Although redundant at various points, Mistakes Were Made is a valuable text for advisors for several reasons. The comprehensive overview of the psychological underpinnings of self-justification is helpful as a tool to better understand of the actions of students. This knowledge may assist advisors in framing the various difficult discussions they have with students about academic issues such as major selection, grades, and study skills. Additionally, the wide variety of examples provided in the text may help advisors realize the ways they are utilizing self-justification in harmful ways in their own lives. The call for mindfulness has the potential to make advisors better at their profession by bringing awareness to biases and dissonant thoughts. Finally, the need to separate mistakes from self-worth is vital.

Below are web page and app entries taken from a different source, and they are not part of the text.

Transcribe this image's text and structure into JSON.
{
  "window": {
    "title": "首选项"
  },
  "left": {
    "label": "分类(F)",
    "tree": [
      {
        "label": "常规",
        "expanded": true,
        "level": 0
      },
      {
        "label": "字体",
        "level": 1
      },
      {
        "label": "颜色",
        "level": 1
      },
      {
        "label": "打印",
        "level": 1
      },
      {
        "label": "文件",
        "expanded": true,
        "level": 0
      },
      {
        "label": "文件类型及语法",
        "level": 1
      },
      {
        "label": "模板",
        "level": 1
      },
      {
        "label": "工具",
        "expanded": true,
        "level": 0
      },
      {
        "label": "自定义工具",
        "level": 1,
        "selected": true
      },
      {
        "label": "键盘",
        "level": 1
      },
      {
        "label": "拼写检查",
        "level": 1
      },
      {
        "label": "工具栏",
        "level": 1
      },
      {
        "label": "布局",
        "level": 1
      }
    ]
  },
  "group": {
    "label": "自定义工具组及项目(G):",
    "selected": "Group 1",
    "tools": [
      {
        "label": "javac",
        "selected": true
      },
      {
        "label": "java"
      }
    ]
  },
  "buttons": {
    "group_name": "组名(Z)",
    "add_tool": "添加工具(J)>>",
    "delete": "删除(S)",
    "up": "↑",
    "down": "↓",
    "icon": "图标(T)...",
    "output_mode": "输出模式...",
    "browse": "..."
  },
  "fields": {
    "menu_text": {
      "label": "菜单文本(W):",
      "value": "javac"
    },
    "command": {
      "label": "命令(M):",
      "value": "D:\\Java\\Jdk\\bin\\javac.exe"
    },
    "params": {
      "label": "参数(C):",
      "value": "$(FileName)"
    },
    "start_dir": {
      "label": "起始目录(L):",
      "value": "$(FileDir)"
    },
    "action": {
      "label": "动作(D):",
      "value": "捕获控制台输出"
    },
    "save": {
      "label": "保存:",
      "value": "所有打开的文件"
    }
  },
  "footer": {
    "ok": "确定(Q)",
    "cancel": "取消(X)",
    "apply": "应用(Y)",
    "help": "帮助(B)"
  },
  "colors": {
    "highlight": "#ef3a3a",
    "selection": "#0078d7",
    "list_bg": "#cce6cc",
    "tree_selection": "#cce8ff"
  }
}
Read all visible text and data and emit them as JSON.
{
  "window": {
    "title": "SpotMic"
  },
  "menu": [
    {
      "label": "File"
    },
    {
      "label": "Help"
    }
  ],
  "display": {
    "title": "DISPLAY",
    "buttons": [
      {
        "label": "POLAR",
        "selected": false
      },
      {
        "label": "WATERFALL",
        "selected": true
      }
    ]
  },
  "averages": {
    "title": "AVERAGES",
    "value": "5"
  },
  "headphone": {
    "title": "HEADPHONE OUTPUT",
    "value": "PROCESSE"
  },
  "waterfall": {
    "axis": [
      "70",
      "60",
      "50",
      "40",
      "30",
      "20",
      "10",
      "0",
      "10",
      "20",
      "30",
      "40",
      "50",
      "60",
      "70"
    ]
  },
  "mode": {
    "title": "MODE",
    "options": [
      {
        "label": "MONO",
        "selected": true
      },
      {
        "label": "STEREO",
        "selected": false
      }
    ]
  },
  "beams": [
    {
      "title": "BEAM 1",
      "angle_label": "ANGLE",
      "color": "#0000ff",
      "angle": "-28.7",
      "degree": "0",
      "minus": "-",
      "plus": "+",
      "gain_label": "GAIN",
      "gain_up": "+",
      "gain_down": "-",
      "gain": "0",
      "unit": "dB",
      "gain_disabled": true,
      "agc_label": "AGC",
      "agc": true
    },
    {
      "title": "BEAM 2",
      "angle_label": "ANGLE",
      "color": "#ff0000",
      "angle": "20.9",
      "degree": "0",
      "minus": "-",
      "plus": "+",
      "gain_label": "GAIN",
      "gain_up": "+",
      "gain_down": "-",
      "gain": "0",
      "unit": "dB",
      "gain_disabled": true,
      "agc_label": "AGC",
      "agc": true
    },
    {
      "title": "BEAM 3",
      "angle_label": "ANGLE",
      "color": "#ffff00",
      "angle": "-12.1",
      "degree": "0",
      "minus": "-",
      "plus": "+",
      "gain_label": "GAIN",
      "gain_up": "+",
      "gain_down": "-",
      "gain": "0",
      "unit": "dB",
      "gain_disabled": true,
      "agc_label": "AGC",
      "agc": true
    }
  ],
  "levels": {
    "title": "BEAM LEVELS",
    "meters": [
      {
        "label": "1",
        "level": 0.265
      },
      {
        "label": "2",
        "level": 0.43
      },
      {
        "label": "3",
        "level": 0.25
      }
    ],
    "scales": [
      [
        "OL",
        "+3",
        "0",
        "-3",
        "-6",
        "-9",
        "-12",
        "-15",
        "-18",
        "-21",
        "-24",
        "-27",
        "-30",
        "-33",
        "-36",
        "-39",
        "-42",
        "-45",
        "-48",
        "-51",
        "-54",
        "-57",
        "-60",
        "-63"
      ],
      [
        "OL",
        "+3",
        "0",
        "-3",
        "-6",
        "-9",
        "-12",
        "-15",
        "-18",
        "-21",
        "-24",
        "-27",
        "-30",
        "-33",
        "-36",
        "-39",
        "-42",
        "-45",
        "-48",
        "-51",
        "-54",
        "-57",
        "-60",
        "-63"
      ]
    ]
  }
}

Understanding this distinction is important not only as advisors help students navigate the challenges of college and beyond, but also as advisors work treat themselves kindly in their personal and professional lives.